Mike Corrigan, B.C. Ferries’ president and CEO, said the fare flexibility is a new way to price rates for the company.

“It basically takes into consideration the fact that in the airline industry and the hotel business and other places, there’s models in place now so the price you pay is dependent upon how far you book in advance, what restrictions you’re willing to put on yourself and when you want to travel or stay,” said Corrigan.

Another part of the proposal includes a new website and e-commerce platform, so customers can pay online via mobile device or computer and can book vacation packages. B.C. Ferries’ point of sale reservation systems are 25 years old and they need to be replaced, Corrigan said.

He said it hasn’t been yet determined how the proposal will affect fares.

“Over the next couple of years – hopefully we get the commissioner’s approval – then we have to go out and pick a vendor we want to work with both for the fare side and the digital/e-commerce side,” said Corrigan. “At the same time, we want to start building the actual models. We need to work with customers to determine what are the price points that customers are willing to change their travel patterns and willing to travel may incrementally more than they currently do,” said Corrigan.

Input will be sought related to specific pricing options and what customers would like to see in the systems going forward but there won’t be public consultation, Corrigan said.

The first phase of the plan could roll out in 2017 and will include a pilot project on a couple of routes across the system, testing the technology as well as the pricing engines and models.

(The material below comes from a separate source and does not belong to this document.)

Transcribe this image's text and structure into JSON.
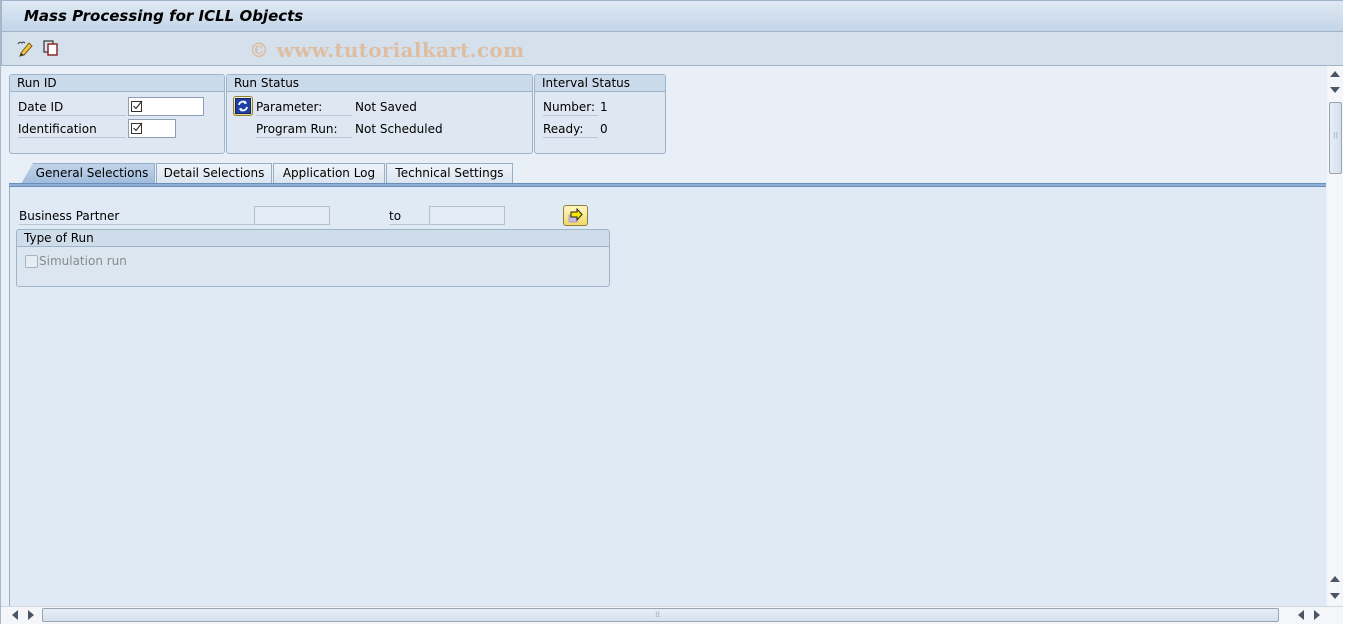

Corrigan said it’s likely the first pilot will take place on a Nanaimo route.

He said Macatee has 60 days to make a decision.